THE EXECUTIVE committee of the Ozone Fund -- an international fund instituted to replace ozone-depleting substances (ODS) -- has rejected India's request for a $2 billion grant to replace these substances by 2010. Northern donor countries felt India's plan lacked detailed information and also projected a ten-fold increase in ODS consumption till 1997. However, developing country members of the committee saved the day for India by asking it to present a revised plan.
"We cannot accept several assumptions made in the plan, especially the way incremental costs have been calculated," remarked W Kakebeeke, a director in the Dutch environment ministry, at a committee meeting in Bangkok held in the second week of November. Commented Victor Buxton of the Canadian environment ministry, "The requirement of $2 billion over 17 years is probably the biggest disbursement we will make and needs to be carefully scrutinised." The US was more specific and said it will not accept projects such as return of refrigerators.
The revised plan India has been asked to present must aim at an accelerated phase-out of ODS and time-bound projects should reflect this. India was also asked to conduct a detailed survey of the small and informal sector, which accounts for two-thirds of the production of these substances.

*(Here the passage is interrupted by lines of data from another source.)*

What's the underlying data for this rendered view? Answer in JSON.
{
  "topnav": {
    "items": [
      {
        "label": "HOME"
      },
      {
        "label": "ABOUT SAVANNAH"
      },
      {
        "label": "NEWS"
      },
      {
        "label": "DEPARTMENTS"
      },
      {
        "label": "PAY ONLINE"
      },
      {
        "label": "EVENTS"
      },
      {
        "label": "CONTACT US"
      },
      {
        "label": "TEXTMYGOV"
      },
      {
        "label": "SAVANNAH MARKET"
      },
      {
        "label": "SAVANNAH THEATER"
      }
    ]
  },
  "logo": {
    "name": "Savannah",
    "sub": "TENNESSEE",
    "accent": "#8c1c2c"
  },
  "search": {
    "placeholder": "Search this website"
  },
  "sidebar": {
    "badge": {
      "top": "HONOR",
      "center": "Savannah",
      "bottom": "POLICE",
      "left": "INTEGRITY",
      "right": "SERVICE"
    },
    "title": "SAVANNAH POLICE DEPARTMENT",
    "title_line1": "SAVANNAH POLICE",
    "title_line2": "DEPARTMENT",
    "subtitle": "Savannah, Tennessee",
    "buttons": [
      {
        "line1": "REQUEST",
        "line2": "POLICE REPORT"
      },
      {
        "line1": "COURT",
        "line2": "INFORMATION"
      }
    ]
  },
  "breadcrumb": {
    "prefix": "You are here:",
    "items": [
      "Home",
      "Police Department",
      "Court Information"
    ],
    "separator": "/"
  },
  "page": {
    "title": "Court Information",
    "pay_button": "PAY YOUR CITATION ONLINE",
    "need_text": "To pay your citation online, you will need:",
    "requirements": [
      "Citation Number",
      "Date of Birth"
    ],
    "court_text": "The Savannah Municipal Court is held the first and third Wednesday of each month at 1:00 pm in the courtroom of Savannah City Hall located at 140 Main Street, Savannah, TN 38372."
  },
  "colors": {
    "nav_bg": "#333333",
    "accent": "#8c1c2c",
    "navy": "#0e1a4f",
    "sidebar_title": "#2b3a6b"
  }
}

Though India's programme was discussed at the meeting, several other countries' plans were approved without discussion. Donor countries felt India was trying to make use of the maximum amount available within the protocol. According to a delegate, the North's concern was that India had broadened its interpretation of what could be funded and this could set a precedent.
According to a senior UN official, Northern countries are keen to reduce the funding to $1 billion -- the amount proposed by the UN Development Programme. This may prove a burden for India, as it will have to finance the rest of the project.

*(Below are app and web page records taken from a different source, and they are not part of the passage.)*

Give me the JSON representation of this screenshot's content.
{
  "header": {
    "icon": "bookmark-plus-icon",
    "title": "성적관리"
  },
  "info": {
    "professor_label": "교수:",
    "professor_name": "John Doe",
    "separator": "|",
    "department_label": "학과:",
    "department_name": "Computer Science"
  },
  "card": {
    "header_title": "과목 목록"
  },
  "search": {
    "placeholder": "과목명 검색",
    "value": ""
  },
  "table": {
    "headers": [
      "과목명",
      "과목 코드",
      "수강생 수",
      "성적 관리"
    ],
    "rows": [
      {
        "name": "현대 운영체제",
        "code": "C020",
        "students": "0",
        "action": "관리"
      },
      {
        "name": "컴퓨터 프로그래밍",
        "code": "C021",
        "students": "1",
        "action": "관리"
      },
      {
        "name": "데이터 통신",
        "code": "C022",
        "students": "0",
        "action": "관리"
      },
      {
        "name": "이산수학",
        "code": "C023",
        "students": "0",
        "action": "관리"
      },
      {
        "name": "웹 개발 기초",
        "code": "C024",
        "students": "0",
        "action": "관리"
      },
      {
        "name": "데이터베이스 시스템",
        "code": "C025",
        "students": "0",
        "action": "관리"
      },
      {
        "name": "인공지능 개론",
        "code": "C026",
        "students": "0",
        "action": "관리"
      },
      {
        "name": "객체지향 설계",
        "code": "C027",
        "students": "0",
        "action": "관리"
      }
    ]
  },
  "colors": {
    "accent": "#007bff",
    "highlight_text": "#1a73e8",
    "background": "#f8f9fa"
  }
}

Omar E El-Arini, head of the Fund's secretariat, criticised India for "dual charging" the fund. He said India is asking for money to phase-out the production of one type of ODS while increasing the production of another, thus raising the net amount receivable from the Fund as "incremental costs".
India was also discouraged from asking for money to develop its research capabilities. One of its research projects was deferred for further evaluation and for two others involving the transfer of technology from the West, India was granted only 25 per cent of the projected cost.
"The developed nations are cheating the South," said the representative of the Centre for Science and Environment (CSE). The major companies producing ODS are also the ones developing alternatives. As the Fund subtly ensures that its money is used only to buy technologies -- and not develop new ones -- developed countries manage to monopolise the market, the representative added.
Vinay Shankar, additional secretary in India's ministry of environment and forests, said he was concerned about donor countries using their power to limit agreements made to replace ODS. This was even though India's per capita consumption of these substances is only about 1.12 per cent of that of USA and Europe.
The CSE representative said the worst fears of developing countries have come true because they accepted the flawed protocol within the aid/charity framework. "Now poorer countries are being forced to take on the financial and administrative burden of the technological shift required because of the past mistakes of the developed nations," he added.